→ MATERIAL FOR THIS EXERCISE
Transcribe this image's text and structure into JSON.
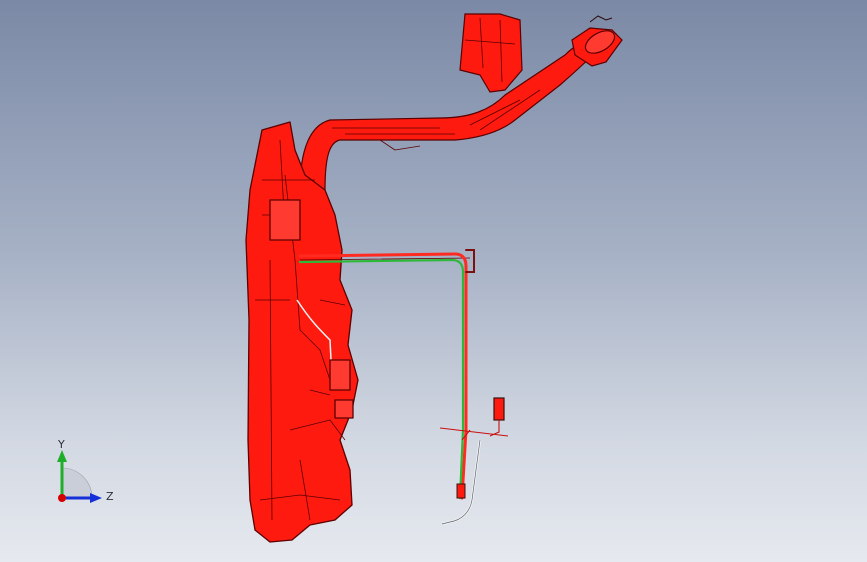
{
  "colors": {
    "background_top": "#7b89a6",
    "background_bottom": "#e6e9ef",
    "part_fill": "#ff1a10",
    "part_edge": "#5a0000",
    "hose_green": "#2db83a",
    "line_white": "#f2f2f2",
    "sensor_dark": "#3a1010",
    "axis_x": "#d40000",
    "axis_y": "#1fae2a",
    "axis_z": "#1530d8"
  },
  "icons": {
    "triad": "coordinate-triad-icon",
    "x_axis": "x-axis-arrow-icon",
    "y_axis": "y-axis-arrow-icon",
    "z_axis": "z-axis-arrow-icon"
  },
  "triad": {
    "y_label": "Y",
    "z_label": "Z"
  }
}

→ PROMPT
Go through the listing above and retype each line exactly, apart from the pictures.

→ ANSWER BOX
Transcribe this image's text and structure into JSON.
{
  "colors": {
    "background_top": "#7b89a6",
    "background_bottom": "#e6e9ef",
    "part_fill": "#ff1a10",
    "part_edge": "#5a0000",
    "hose_green": "#2db83a",
    "line_white": "#f2f2f2",
    "sensor_dark": "#3a1010",
    "axis_x": "#d40000",
    "axis_y": "#1fae2a",
    "axis_z": "#1530d8"
  },
  "icons": {
    "triad": "coordinate-triad-icon",
    "x_axis": "x-axis-arrow-icon",
    "y_axis": "y-axis-arrow-icon",
    "z_axis": "z-axis-arrow-icon"
  },
  "triad": {
    "y_label": "Y",
    "z_label": "Z"
  }
}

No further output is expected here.